The Z5 appears to be slightly better in terms color saturation, even though the Mi A2 Lite is not too bad either. However, because of the direct comparison, the colors from the Z5 camera appear to be slightly livelier in comparison. Also, the Z5 seems to produce a touch better detail especially in HDR versions. The problem, according to the above samples, with Z5’s slightly higher color saturation is that it tends rob off the colors of their realism. But it is not really a problem overall.
The Mi A2 Lite with its 4,000 mAh battery appears to have an advantage over the Z5 with its 3,300 mAh unit. However, the real world performance is not what it would seem. The Lite and the Z5 both deliver more or less similar runtime when the phone usage is normal without indulging in any kind of heavy usage (playing games for long, listening to or watching videos for long and such activities). The normal runtime in both the cases is around 1 and a half days (or up to 36 hours) which isn’t bad at all, but we expected more from the Mi A2 Lite’s 4,000 mAh battery.
Secondly, the Z5 seems to be more efficient with its battery management. For example, in our initial experience with both the phones so far, we observed that both phones tend to drop 14% to 18% battery, at least, while playing a game like the Asphalt 8 for precisely an hour.

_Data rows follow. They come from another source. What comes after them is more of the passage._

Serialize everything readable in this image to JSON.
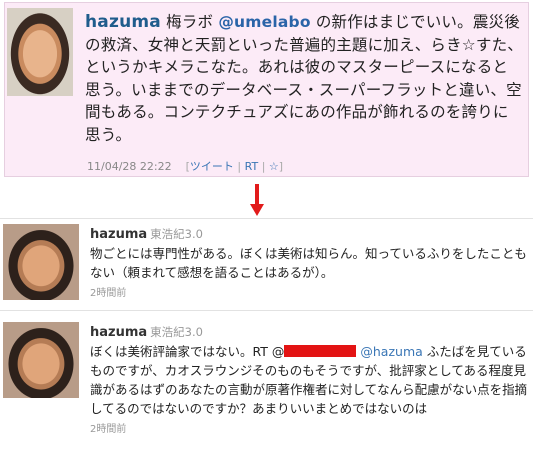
{
  "top_tweet": {
    "username": "hazuma",
    "text_before_mention": "梅ラボ",
    "mention": "@umelabo",
    "text": "の新作はまじでいい。震災後の救済、女神と天罰といった普遍的主題に加え、らき☆すた、というかキメラこなた。あれは彼のマスターピースになると思う。いままでのデータベース・スーパーフラットと違い、空間もある。コンテクチュアズにあの作品が飾れるのを誇りに思う。",
    "timestamp": "11/04/28 22:22",
    "action_tweet": "ツイート",
    "action_rt": "RT",
    "action_star": "☆"
  },
  "tweets": [
    {
      "username": "hazuma",
      "fullname": "東浩紀3.0",
      "text": "物ごとには専門性がある。ぼくは美術は知らん。知っているふりをしたこともない（頼まれて感想を語ることはあるが）。",
      "time": "2時間前"
    },
    {
      "username": "hazuma",
      "fullname": "東浩紀3.0",
      "text_before": "ぼくは美術評論家ではない。RT @",
      "mention": "@hazuma",
      "text_after": "ふたばを見ているものですが、カオスラウンジそのものもそうですが、批評家としてある程度見識があるはずのあなたの言動が原著作権者に対してなんら配慮がない点を指摘してるのではないのですか？あまりいいまとめではないのは",
      "time": "2時間前"
    }
  ]
}
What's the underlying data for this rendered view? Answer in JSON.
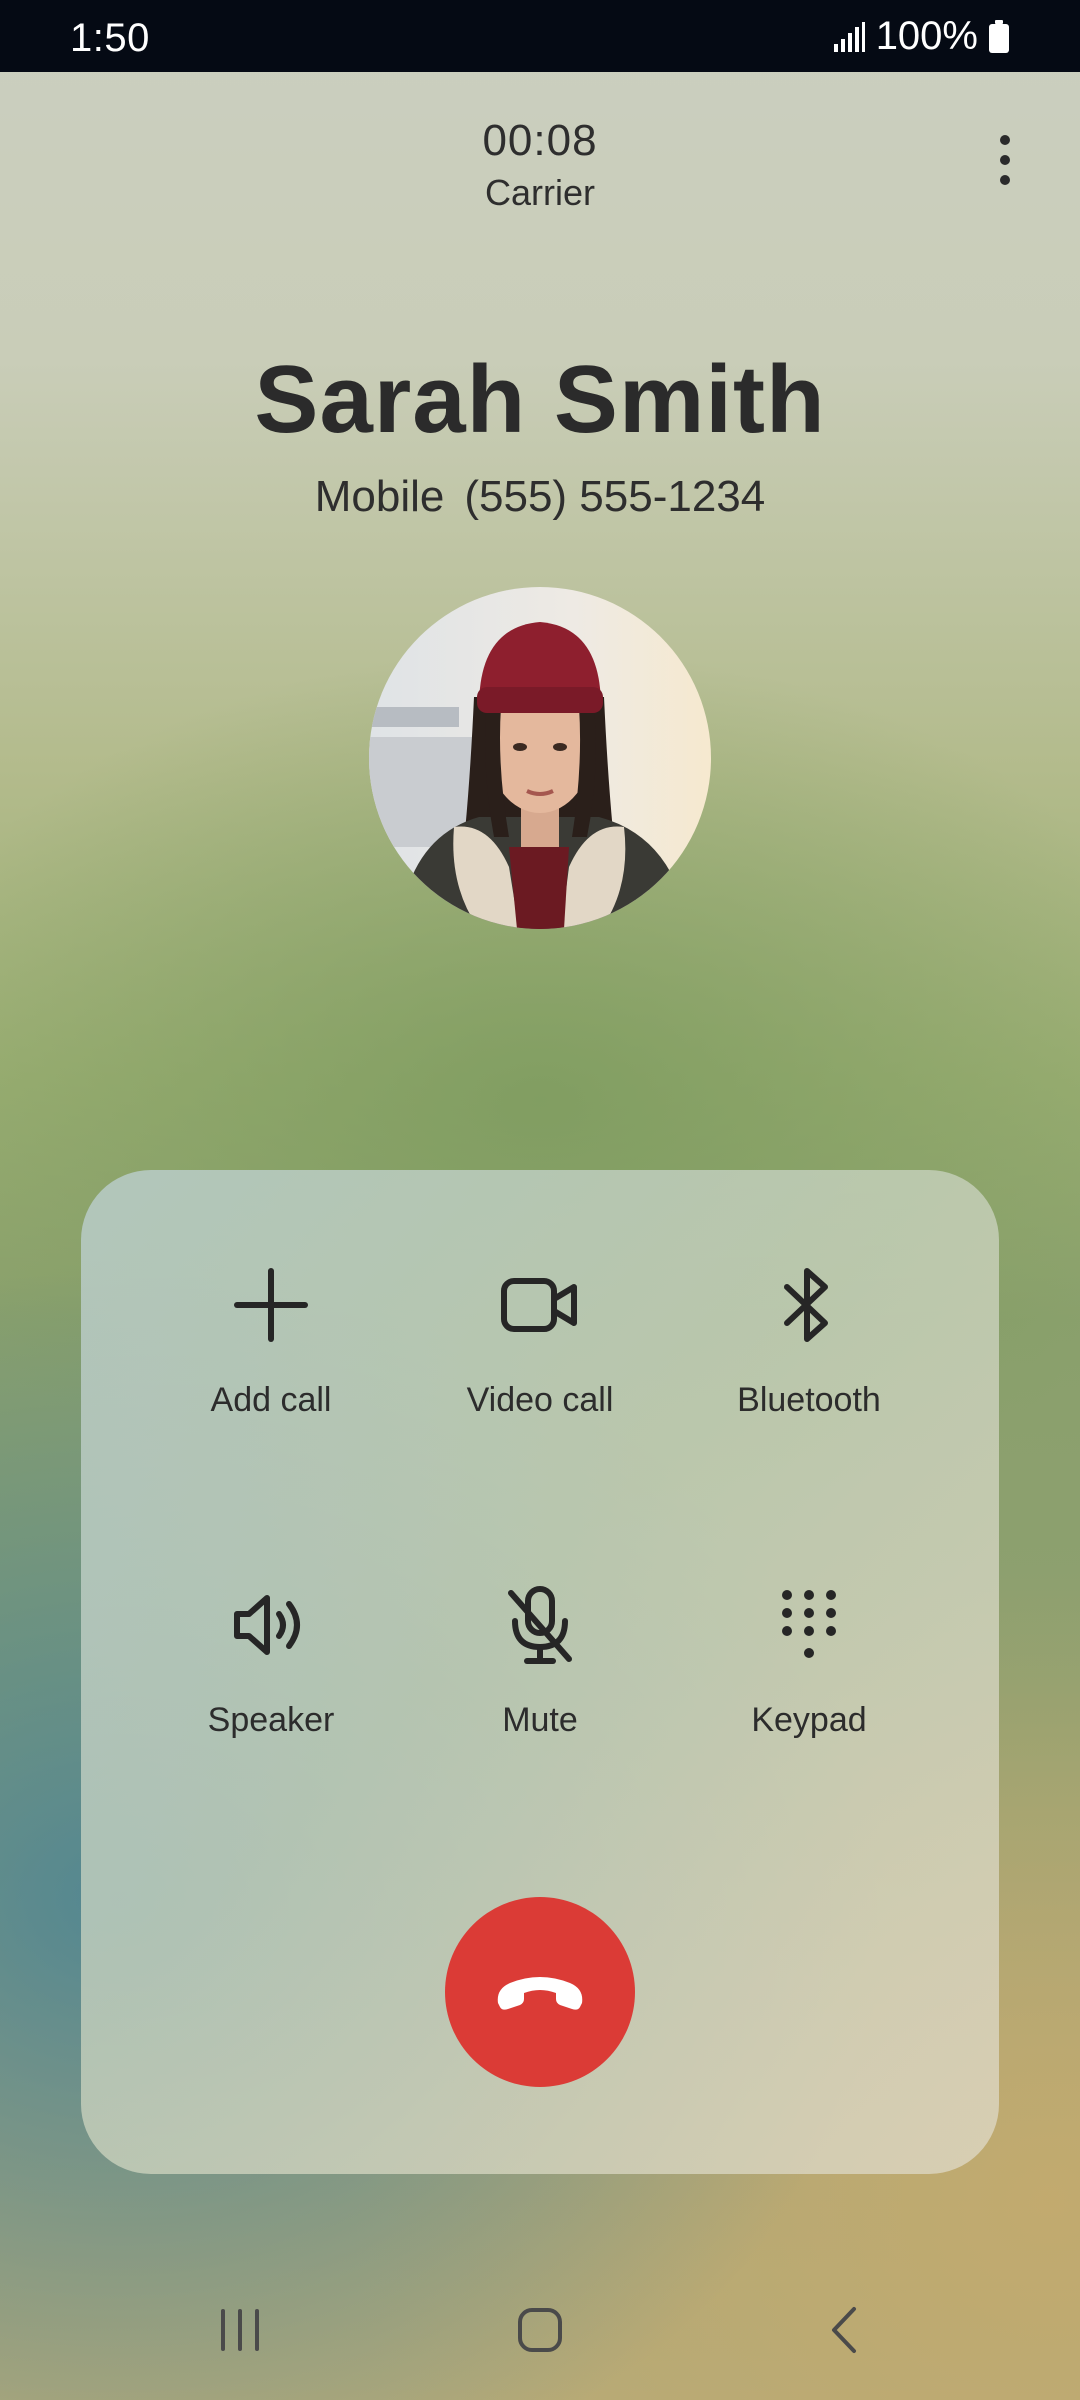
{
  "status_bar": {
    "time": "1:50",
    "battery_percent": "100%",
    "icons": [
      "signal-icon",
      "battery-icon"
    ],
    "background": "#050a14"
  },
  "call": {
    "timer": "00:08",
    "carrier": "Carrier",
    "contact_name": "Sarah Smith",
    "number_type": "Mobile",
    "number": "(555) 555-1234"
  },
  "controls": [
    {
      "id": "add-call",
      "label": "Add call",
      "icon": "plus-icon"
    },
    {
      "id": "video-call",
      "label": "Video call",
      "icon": "video-camera-icon"
    },
    {
      "id": "bluetooth",
      "label": "Bluetooth",
      "icon": "bluetooth-icon"
    },
    {
      "id": "speaker",
      "label": "Speaker",
      "icon": "speaker-icon"
    },
    {
      "id": "mute",
      "label": "Mute",
      "icon": "microphone-off-icon"
    },
    {
      "id": "keypad",
      "label": "Keypad",
      "icon": "keypad-icon"
    }
  ],
  "end_call": {
    "icon": "phone-hangup-icon",
    "color": "#db3b36"
  },
  "nav_bar": {
    "icons": [
      "recent-apps-icon",
      "home-icon",
      "back-icon"
    ]
  }
}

Our experience with both the phones have revealed following observations—
Xiaomi Mi A2 Lite advantages over the Lenovo Z5:
– Sturdier build quality with aluminium body vs glass body (with aluminium frame).
– More compact size.
– Display appears to be slightly more neutral.
– Overall simpler UI experience.
Lenovo Z5 advantages over the Xiaomi Mi A2 Lite:
– Almost non-slippery to hold, provides better grip even when it is bigger to hold.
– Equally good display quality even when it is a little warm in terms of White Balance.
– Overall smoother performance in normal tasking as well as in gaming.
– Equally good battery life even with a smaller 3,300 mAh battery.
So, here it is. If you can live with the certain irritating options/functionalities of the ZUI interface, it is overall a better handset than the Xiaomi Mi A2 Lite. But if we look in isolation, the Mi A2 Lite can be easily lived with. We are awaiting the launch of both the smartphones in the Indian market.
At the same time, Xiaomi has announced the launch date of the Mi A2 Lite in India, and it is August 8. On the other hand, there is no information from Lenovo regarding the Z5. But given that it is a better handset overall, it might be a good idea to wait for it. What do you guys think?